• **Activity**
Search the data for the word "title" and copy every line where it occurs.

• **Input data**
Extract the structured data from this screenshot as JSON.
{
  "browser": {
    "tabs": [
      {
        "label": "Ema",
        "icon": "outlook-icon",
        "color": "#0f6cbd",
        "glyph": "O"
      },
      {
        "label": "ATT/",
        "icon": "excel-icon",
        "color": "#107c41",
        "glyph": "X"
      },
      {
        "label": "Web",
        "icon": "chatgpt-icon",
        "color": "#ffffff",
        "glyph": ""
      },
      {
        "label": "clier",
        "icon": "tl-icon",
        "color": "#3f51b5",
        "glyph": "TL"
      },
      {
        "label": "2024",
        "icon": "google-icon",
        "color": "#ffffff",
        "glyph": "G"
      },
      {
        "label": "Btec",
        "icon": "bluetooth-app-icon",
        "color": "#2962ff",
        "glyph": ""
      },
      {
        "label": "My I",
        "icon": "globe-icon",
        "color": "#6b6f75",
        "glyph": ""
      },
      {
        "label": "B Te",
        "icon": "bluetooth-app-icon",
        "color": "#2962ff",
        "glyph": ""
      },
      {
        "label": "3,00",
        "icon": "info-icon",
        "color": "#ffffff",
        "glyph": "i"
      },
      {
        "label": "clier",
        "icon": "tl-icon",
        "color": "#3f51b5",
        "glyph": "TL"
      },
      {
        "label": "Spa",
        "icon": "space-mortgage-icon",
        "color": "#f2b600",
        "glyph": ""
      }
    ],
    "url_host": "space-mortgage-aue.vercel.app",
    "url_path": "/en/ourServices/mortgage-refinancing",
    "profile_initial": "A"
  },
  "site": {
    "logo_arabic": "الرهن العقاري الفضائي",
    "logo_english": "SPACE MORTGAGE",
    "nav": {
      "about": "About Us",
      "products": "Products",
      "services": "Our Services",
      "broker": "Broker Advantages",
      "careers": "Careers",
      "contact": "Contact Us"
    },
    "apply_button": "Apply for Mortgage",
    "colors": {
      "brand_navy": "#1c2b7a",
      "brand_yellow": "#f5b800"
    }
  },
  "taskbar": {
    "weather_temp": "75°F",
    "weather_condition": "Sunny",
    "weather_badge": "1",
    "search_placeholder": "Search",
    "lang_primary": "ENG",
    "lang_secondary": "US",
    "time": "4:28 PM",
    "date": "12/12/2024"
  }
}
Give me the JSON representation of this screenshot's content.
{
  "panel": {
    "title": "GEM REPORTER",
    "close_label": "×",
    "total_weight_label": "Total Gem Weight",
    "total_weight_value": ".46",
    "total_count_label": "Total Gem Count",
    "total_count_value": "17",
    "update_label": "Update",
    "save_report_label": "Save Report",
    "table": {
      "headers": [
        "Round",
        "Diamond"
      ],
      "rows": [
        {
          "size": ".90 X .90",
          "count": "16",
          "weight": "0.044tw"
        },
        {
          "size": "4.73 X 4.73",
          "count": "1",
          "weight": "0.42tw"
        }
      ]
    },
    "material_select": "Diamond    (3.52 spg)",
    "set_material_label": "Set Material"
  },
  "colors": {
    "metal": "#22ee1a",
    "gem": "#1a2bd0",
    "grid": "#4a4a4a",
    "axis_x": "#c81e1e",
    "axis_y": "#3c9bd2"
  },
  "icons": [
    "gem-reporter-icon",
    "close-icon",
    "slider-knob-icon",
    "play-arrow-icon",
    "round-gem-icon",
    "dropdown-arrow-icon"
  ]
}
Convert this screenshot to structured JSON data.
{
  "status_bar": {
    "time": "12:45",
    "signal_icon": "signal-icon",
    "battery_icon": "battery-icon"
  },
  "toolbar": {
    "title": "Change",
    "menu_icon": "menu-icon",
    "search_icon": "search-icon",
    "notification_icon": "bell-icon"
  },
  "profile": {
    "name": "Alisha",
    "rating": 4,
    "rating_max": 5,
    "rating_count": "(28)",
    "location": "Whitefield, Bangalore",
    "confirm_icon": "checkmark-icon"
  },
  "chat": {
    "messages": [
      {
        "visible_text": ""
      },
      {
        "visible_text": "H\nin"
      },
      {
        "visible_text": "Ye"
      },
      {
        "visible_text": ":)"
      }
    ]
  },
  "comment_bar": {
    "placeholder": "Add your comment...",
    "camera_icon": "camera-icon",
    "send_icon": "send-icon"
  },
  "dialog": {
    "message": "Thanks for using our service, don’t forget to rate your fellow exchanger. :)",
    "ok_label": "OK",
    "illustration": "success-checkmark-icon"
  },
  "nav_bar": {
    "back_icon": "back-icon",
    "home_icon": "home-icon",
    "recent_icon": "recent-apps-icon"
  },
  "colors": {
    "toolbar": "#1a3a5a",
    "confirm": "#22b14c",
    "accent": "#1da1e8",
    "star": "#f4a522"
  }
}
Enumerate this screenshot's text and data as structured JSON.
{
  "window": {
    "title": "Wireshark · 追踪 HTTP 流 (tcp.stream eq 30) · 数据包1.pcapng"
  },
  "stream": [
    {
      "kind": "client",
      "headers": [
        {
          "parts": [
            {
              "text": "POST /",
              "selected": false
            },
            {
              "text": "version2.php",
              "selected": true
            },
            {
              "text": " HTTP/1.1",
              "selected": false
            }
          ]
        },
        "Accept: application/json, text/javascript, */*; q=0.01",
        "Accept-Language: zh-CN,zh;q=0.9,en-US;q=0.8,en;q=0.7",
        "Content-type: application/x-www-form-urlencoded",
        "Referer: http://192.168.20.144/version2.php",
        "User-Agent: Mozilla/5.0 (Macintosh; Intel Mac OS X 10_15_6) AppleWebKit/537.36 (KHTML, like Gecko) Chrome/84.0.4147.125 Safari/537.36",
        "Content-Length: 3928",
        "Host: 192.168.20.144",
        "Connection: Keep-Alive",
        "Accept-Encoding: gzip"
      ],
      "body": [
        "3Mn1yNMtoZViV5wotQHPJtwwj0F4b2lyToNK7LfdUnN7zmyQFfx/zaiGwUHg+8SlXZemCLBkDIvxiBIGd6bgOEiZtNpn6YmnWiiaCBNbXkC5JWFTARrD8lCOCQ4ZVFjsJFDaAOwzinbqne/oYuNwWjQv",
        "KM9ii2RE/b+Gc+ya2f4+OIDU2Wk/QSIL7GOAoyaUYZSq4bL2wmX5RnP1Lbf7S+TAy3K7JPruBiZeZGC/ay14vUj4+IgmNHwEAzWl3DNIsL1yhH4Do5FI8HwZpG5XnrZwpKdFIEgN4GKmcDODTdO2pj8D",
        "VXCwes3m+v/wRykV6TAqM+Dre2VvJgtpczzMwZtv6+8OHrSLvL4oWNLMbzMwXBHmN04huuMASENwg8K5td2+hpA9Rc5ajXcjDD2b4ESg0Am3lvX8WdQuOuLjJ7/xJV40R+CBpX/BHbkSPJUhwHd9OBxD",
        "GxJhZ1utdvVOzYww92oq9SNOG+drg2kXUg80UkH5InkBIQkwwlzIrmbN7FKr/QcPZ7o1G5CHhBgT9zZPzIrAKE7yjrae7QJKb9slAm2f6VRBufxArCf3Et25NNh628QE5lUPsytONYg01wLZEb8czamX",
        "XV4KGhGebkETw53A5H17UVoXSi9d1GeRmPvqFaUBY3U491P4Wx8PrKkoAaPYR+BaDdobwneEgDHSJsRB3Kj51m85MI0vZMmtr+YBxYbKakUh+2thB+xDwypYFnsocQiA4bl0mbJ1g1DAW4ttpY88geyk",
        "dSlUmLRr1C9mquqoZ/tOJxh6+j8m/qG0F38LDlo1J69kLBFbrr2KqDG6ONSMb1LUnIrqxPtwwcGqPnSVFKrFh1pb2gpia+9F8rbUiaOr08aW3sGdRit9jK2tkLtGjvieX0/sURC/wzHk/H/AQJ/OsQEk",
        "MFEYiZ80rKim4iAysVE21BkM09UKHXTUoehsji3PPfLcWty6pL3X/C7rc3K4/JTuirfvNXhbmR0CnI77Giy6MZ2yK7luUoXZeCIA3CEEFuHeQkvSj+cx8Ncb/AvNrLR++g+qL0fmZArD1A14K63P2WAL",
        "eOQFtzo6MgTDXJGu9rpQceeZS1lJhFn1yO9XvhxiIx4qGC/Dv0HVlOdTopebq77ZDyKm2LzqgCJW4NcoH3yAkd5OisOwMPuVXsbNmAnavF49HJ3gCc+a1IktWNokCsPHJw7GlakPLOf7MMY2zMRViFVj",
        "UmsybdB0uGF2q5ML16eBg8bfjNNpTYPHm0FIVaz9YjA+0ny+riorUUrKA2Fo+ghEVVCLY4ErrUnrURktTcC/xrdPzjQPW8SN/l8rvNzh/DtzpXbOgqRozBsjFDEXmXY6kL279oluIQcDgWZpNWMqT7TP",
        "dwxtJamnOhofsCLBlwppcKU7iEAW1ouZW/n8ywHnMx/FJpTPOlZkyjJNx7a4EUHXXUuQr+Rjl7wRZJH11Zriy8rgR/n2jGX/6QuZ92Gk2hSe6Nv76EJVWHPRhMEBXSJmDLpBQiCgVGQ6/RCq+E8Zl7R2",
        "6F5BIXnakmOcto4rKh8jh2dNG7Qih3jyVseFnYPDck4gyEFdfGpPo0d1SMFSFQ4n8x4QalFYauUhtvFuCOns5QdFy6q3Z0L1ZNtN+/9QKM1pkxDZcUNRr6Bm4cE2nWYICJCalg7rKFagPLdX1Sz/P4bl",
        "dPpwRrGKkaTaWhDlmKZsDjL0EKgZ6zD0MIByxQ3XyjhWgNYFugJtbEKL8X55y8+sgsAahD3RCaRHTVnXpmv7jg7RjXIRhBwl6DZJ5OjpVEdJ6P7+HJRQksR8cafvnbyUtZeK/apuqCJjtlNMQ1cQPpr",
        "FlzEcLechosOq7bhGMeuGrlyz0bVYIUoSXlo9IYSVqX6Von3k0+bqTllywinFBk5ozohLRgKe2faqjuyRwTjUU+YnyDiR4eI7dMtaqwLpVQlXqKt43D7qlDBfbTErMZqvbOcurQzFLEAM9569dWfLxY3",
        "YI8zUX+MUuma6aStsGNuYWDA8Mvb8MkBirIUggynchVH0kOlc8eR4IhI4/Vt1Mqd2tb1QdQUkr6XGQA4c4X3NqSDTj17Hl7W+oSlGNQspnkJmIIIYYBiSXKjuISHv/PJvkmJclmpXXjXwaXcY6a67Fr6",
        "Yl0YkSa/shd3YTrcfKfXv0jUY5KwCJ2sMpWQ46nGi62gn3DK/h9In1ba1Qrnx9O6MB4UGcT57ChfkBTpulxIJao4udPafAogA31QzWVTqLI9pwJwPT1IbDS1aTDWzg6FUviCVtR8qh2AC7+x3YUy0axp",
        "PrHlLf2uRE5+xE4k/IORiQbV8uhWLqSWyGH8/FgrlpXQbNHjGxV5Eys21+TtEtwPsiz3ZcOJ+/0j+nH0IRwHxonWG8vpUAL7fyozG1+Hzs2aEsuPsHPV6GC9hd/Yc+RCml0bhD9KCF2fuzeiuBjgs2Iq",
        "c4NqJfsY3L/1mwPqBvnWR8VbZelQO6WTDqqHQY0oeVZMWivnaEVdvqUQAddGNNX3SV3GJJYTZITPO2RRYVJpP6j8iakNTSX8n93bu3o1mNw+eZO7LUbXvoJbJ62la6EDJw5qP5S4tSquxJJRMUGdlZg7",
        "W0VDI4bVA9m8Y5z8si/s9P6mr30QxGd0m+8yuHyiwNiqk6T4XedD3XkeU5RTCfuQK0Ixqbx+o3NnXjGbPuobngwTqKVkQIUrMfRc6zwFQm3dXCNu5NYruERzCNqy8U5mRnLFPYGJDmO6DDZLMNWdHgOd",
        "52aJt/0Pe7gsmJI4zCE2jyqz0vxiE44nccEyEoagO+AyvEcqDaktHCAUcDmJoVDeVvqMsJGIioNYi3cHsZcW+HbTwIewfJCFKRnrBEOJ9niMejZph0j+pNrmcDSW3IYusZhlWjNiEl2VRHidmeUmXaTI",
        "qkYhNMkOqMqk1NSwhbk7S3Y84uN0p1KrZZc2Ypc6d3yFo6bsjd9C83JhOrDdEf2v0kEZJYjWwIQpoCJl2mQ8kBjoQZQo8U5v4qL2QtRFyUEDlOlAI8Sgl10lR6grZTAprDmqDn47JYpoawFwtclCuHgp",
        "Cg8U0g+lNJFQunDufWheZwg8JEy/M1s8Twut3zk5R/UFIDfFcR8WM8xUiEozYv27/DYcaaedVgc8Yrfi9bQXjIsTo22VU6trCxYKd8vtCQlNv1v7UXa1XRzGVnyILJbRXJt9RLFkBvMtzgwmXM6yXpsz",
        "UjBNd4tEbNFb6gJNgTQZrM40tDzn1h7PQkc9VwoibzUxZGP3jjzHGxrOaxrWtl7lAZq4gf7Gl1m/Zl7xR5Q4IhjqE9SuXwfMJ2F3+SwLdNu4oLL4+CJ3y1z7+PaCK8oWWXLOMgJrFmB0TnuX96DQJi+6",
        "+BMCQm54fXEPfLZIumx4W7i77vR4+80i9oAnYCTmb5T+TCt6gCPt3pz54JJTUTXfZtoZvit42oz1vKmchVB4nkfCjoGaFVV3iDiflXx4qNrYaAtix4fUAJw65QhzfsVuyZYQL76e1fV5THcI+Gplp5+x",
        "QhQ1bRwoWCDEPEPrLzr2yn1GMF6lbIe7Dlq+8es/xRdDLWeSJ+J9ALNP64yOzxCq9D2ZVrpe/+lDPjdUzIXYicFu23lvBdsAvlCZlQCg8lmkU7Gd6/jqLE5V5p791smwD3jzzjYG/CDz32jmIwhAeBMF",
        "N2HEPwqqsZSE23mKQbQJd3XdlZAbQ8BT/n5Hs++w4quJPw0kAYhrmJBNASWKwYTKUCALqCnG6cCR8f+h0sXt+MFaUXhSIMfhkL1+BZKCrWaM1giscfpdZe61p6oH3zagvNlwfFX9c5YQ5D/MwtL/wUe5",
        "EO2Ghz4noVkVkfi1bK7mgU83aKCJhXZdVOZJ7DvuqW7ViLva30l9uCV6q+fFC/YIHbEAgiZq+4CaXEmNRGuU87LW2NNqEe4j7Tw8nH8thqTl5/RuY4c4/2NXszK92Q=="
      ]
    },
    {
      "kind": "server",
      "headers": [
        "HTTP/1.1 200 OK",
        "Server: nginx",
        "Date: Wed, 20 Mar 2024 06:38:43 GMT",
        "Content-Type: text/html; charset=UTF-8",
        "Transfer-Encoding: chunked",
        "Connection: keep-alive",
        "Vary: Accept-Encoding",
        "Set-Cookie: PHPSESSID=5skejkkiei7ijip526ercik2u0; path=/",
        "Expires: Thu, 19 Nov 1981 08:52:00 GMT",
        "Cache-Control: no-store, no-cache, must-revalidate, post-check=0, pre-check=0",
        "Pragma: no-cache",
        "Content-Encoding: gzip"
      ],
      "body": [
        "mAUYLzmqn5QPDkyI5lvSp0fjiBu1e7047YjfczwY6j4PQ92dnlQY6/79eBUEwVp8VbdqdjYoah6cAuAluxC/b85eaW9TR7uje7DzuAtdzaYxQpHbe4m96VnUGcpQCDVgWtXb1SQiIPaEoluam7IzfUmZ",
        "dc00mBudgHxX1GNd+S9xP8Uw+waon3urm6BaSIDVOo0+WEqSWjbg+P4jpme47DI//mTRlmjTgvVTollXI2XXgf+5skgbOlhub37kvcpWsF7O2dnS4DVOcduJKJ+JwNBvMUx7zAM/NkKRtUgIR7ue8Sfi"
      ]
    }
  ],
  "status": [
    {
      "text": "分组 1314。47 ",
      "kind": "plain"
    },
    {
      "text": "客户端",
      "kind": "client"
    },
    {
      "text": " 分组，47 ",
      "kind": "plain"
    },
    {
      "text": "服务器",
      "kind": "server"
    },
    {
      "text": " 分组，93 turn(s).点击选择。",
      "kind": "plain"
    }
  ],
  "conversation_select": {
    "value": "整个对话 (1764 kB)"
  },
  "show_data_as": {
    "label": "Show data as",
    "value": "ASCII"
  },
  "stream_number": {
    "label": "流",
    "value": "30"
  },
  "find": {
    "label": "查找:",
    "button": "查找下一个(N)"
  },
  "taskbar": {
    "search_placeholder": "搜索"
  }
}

• **Result of this exercise**
    "title": "GEM REPORTER",
    "title": "Change",
    "title": "Wireshark · 追踪 HTTP 流 (tcp.stream eq 30) · 数据包1.pcapng"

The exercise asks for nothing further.